My wife loves wearing sleeveless dresses. In fact, it would be accurate to say that she has a fetish for them.  If she ever gets  salwar kameez with a long sleeve, she won’t wear it till it has been altered so that the sleeve is short enough for her comfort. I once gifted her a nice full-sleeved shirt and to my horror she wanted to mutilate it to sleevelessness. it took all my powers at emotional blackmail to dissuade her.

There is one exception, however. Once while discussing how she wanted a saree’s blouse to be stitched, I suggested a sleeveless blouse. She looked at me with disgust and said: “That is what whores wear!”.

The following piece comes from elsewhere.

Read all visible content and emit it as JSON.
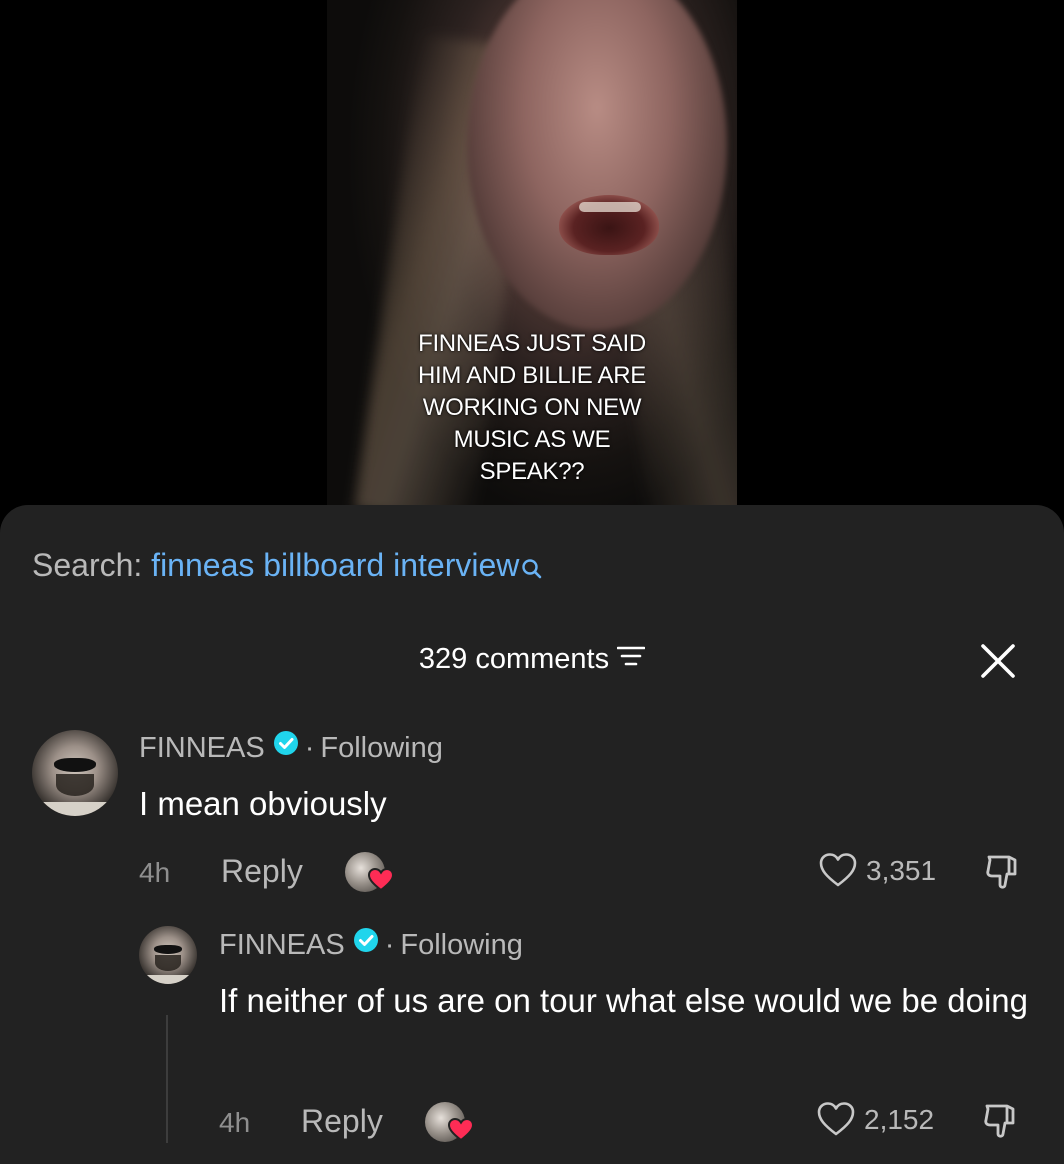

My guess is that this is what happened. A generation back, the saree was the only dress for most people. In North India, fashionable women took to wearing sleeveless blouses. In  South India, they did not, and  wearing a sleeveless blouse was considered daring and mildly disreputable. Over a generation, young women over most of India have made the transition from sarees to other forms of dress. So, a woman in South India who wants to look fashionable will wear  a sleeveless kameez. This means that if you have grown up in a town in Karnataka, it is entirely possible that you have never seen a woman wearing a sleeveless blouse with a saree. The only exception would be whores. Of course, all this will change with the introduction of the Tata Nano.